top of page

Substance Use and Mental Health Disorders in Teenagers

We all know that the teenage years can be challenging, but for some teenagers, those challenges can be magnified by the presence of a mental health disorder. As a parent or caregiver, it can be difficult to know how to support a teenager who is struggling with both mental health issues and substance use. However, by recognizing the signs that a teenager's substance problem may be related to mental health disorders, we can take steps to provide the support and help they need to navigate these difficult times. In this blog post, we will share our insights on how families can support teenagers who are struggling with both mental health disorders and substance use.

Recognizing the Signs

The first step in supporting a teenager who is struggling with both mental health disorders and drug use is recognizing the signs that there may be a problem. Some common indicators include changes in behavior, self-medication, co-occurring disorders, family history, lack of social support, trauma, and withdrawal.

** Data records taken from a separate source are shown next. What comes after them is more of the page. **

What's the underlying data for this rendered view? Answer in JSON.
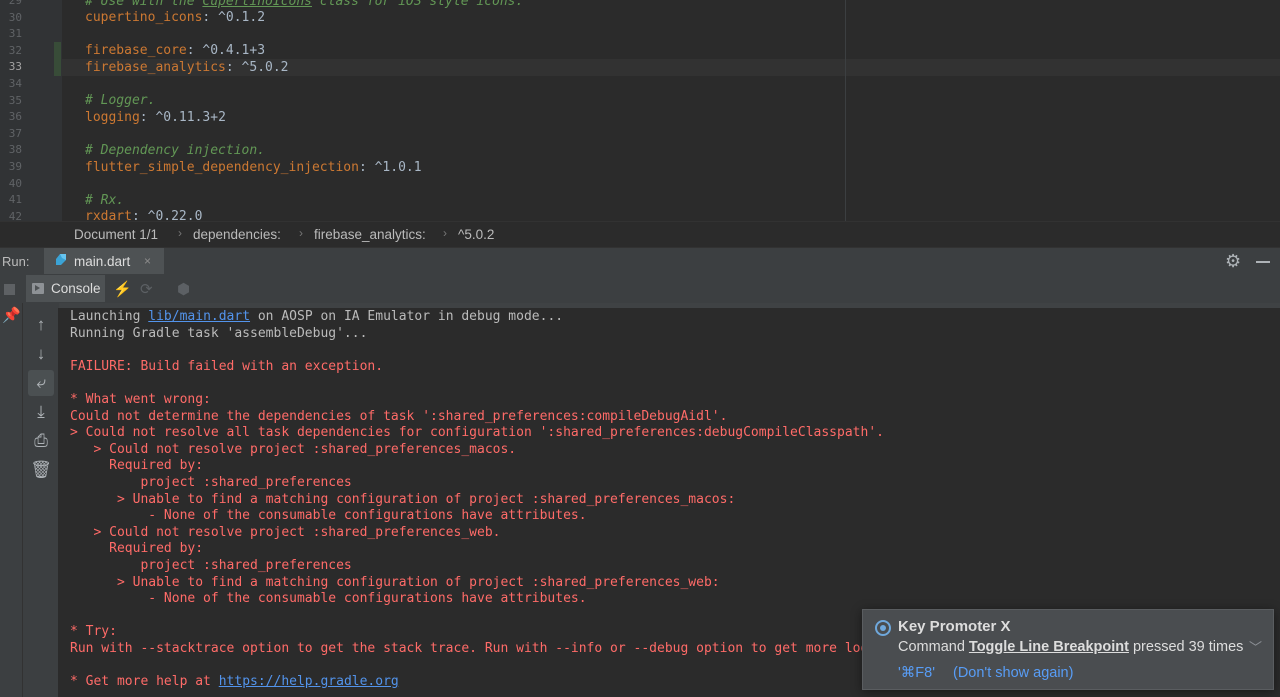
{
  "editor": {
    "lines": [
      {
        "no": "29",
        "parts": [
          {
            "t": "# Use with the ",
            "c": "c"
          },
          {
            "t": "CupertinoIcons",
            "c": "c",
            "u": true
          },
          {
            "t": " class for iOS style icons.",
            "c": "c"
          }
        ]
      },
      {
        "no": "30",
        "parts": [
          {
            "t": "cupertino_icons",
            "c": "k"
          },
          {
            "t": ": ^0.1.2",
            "c": "v"
          }
        ]
      },
      {
        "no": "31",
        "parts": []
      },
      {
        "no": "32",
        "parts": [
          {
            "t": "firebase_core",
            "c": "k"
          },
          {
            "t": ": ^0.4.1+3",
            "c": "v"
          }
        ]
      },
      {
        "no": "33",
        "parts": [
          {
            "t": "firebase_analytics",
            "c": "k"
          },
          {
            "t": ": ^5.0.2",
            "c": "v"
          }
        ],
        "current": true
      },
      {
        "no": "34",
        "parts": []
      },
      {
        "no": "35",
        "parts": [
          {
            "t": "# Logger.",
            "c": "c"
          }
        ]
      },
      {
        "no": "36",
        "parts": [
          {
            "t": "logging",
            "c": "k"
          },
          {
            "t": ": ^0.11.3+2",
            "c": "v"
          }
        ]
      },
      {
        "no": "37",
        "parts": []
      },
      {
        "no": "38",
        "parts": [
          {
            "t": "# Dependency injection.",
            "c": "c"
          }
        ]
      },
      {
        "no": "39",
        "parts": [
          {
            "t": "flutter_simple_dependency_injection",
            "c": "k"
          },
          {
            "t": ": ^1.0.1",
            "c": "v"
          }
        ]
      },
      {
        "no": "40",
        "parts": []
      },
      {
        "no": "41",
        "parts": [
          {
            "t": "# Rx.",
            "c": "c"
          }
        ]
      },
      {
        "no": "42",
        "parts": [
          {
            "t": "rxdart",
            "c": "k"
          },
          {
            "t": ": ^0.22.0",
            "c": "v"
          }
        ]
      }
    ]
  },
  "breadcrumb": {
    "items": [
      "Document 1/1",
      "dependencies:",
      "firebase_analytics:",
      "^5.0.2"
    ],
    "separator": "›"
  },
  "run_panel": {
    "label": "Run:",
    "tab_name": "main.dart",
    "close_glyph": "×",
    "console_tab": "Console"
  },
  "console": {
    "lines": [
      {
        "t": "n",
        "parts": [
          {
            "t": "Launching "
          },
          {
            "t": "lib/main.dart",
            "link": true
          },
          {
            "t": " on AOSP on IA Emulator in debug mode..."
          }
        ]
      },
      {
        "t": "n",
        "parts": [
          {
            "t": "Running Gradle task 'assembleDebug'..."
          }
        ]
      },
      {
        "t": "n",
        "parts": []
      },
      {
        "t": "e",
        "parts": [
          {
            "t": "FAILURE: Build failed with an exception."
          }
        ]
      },
      {
        "t": "e",
        "parts": []
      },
      {
        "t": "e",
        "parts": [
          {
            "t": "* What went wrong:"
          }
        ]
      },
      {
        "t": "e",
        "parts": [
          {
            "t": "Could not determine the dependencies of task ':shared_preferences:compileDebugAidl'."
          }
        ]
      },
      {
        "t": "e",
        "parts": [
          {
            "t": "> Could not resolve all task dependencies for configuration ':shared_preferences:debugCompileClasspath'."
          }
        ]
      },
      {
        "t": "e",
        "parts": [
          {
            "t": "   > Could not resolve project :shared_preferences_macos."
          }
        ]
      },
      {
        "t": "e",
        "parts": [
          {
            "t": "     Required by:"
          }
        ]
      },
      {
        "t": "e",
        "parts": [
          {
            "t": "         project :shared_preferences"
          }
        ]
      },
      {
        "t": "e",
        "parts": [
          {
            "t": "      > Unable to find a matching configuration of project :shared_preferences_macos:"
          }
        ]
      },
      {
        "t": "e",
        "parts": [
          {
            "t": "          - None of the consumable configurations have attributes."
          }
        ]
      },
      {
        "t": "e",
        "parts": [
          {
            "t": "   > Could not resolve project :shared_preferences_web."
          }
        ]
      },
      {
        "t": "e",
        "parts": [
          {
            "t": "     Required by:"
          }
        ]
      },
      {
        "t": "e",
        "parts": [
          {
            "t": "         project :shared_preferences"
          }
        ]
      },
      {
        "t": "e",
        "parts": [
          {
            "t": "      > Unable to find a matching configuration of project :shared_preferences_web:"
          }
        ]
      },
      {
        "t": "e",
        "parts": [
          {
            "t": "          - None of the consumable configurations have attributes."
          }
        ]
      },
      {
        "t": "e",
        "parts": []
      },
      {
        "t": "e",
        "parts": [
          {
            "t": "* Try:"
          }
        ]
      },
      {
        "t": "e",
        "parts": [
          {
            "t": "Run with --stacktrace option to get the stack trace. Run with --info or --debug option to get more log output."
          }
        ]
      },
      {
        "t": "e",
        "parts": []
      },
      {
        "t": "e",
        "parts": [
          {
            "t": "* Get more help at "
          },
          {
            "t": "https://help.gradle.org",
            "link": true
          }
        ]
      }
    ]
  },
  "popup": {
    "title": "Key Promoter X",
    "msg_prefix": "Command ",
    "command": "Toggle Line Breakpoint",
    "msg_suffix": " pressed 39 times",
    "shortcut": "'⌘F8'",
    "dismiss": "(Don't show again)"
  },
  "colors": {
    "background": "#2b2b2b",
    "keyword": "#cc7832",
    "comment": "#629755",
    "error": "#ff6b68",
    "link": "#5394ec"
  }
}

Changes in behavior can include increased agitation, mood swings, or a lack of interest in activities they used to enjoy. These behaviors may be exacerbated by drug use. Self-medication occurs when a teenager turns to drugs to alleviate symptoms such as worry or pessimism. In cases where a teenager has more than one mental health disorder, such as depression and anxiety, drug use may be a coping mechanism for both disorders.

Family history of mental health disorders can increase a teenager's risk for developing these conditions themselves, which in turn can lead to drug use. Lack of social support from family and friends may also be a risk factor. Traumatic experiences can lead to the development of mental health disorders and can also be a trigger for drug use as a form of self-medication. Finally, if a teenager stops using substances and experiences withdrawal symptoms such as anxiety, depression, or irritability, this could be a sign that an underlying mental health disorder is present.

Vulnerability and Empathy

When we are faced with a teenager who is struggling with both mental health disorders and substance use, a natural reaction is to try to fix the problem with punishment. In other instances, we see families avoid the issue altogether. However, we find that long-term healing usually occurs with the true connection that takes place when families are willing to be vulnerable and empathetic.

As a parent or caregiver, it's important to create a safe space for teenagers to express their emotions and to acknowledge the difficulty of their situation. This can involve listening without judgment, validating their emotions, and being present with them in their struggles. By showing empathy and vulnerability, we can create a sense of connection that can help them feel supported and loved.

Seek Professional Help

Finally, it's important to seek professional help if you suspect your teenager is struggling with both mental health disorders and drug use. This can involve reaching out to a mental health professional, substance abuse counselor, or support group. Professional help can provide the necessary resources and tools to help your teenager navigate their struggles and build resilience for the future.


Supporting a teenager who is struggling with both mental health disorders and drug use is extremely challenging. It is important to recognize the signs, be vulnerable and empathetic, and seek professional help. By doing so, we can create a sense of connection and support that can help them build resilience and navigate the difficulties of the teenage years. Remember, we all have the capacity for vulnerability, empathy, and connection, and by tapping into those qualities, we can make a real difference in the lives of those around us.

If you have tried everything and can not seem to get through to your loved one, an intervention or case management services may be necessary. Reach out and we will help you understand the resources that are available to you and guide you through the difficult process of helping your teenager.


Disclaimer: Recovery Frameworks offers a non-clinical support service. The services and programs provided by Recovery Frameworks do not include medical advice, including diagnoses, medical care, or clinical treatment. Services should only be used in conjunction with the guidance and care of your doctors, therapists, consultants, and/or providers in part of your treatment team.

bottom of page